The evolutionary relationships of species, often called the “Tree of Life”, is a fundamental aspect of biodiversity. To be able to understand why, how and when the world’s millions of species have originated, we need to know the Tree of Life. Applied research also relies on the Tree of Life for a variety of purposes, such as prospecting for new medicinal plants, identification of wild relatives for crop breeding, or prioritisation of areas or ecosystems for conservation. This is particularly relevant for plants due to their great economic and ecological importance.

Still, our current knowledge of the plant Tree of Life is inaccessible for most. Individual branches of the plant Tree of Life have been targeted by thousands of studies, and researchers have deposited their data in open online databases, as it is customary within the field. At the moment, data are available from about 100.000 species, including 30% of all seed plants, a number that is rapidly growing.However, expert knowledge is required to access and use these data.

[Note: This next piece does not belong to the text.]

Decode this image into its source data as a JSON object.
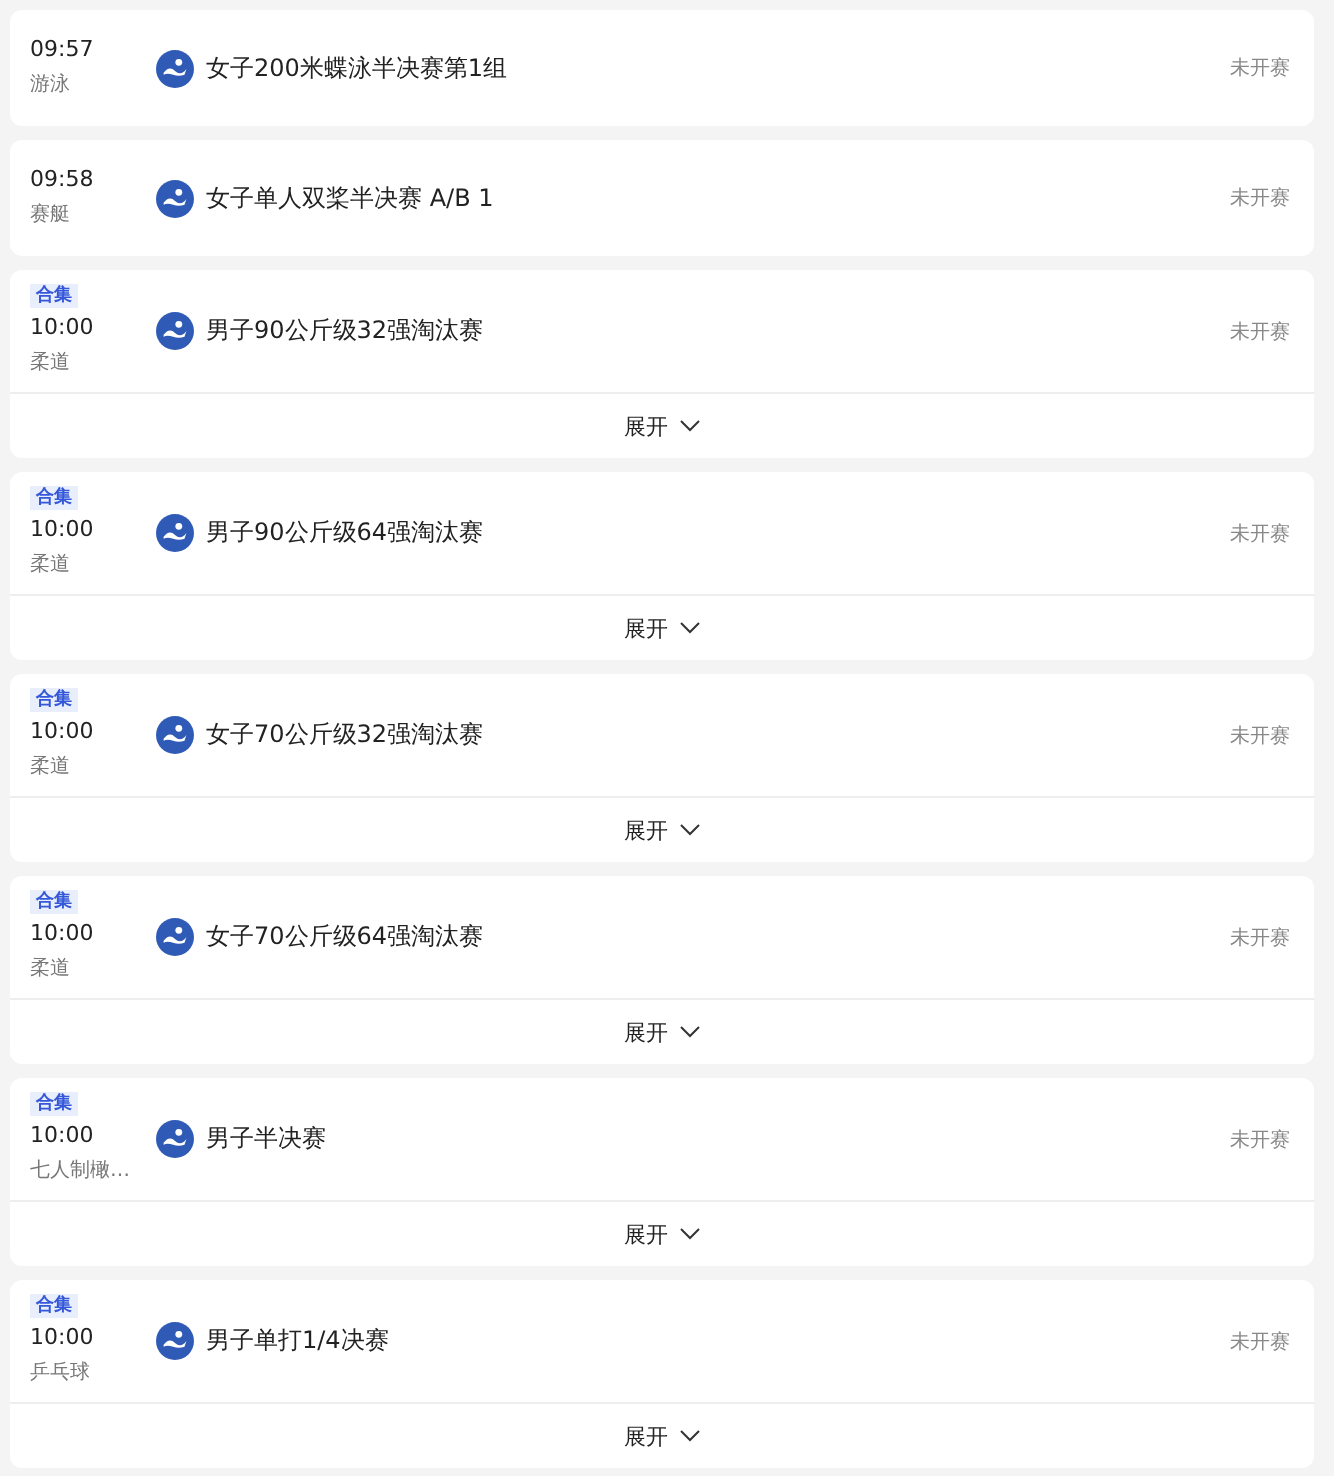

PhyloSynth is an international network of researchers who aim at delivering a synthetic plant Tree of Life that is up-to-date, comprehensive, reliable and easy to use. We do not generate new data, but develop new approaches for using the rich data resources that are already available from public databases. Researchers from Aarhus University are contributing to PhyloSynth with support from the Aarhus University Research Foundation and VILLUM Foundation.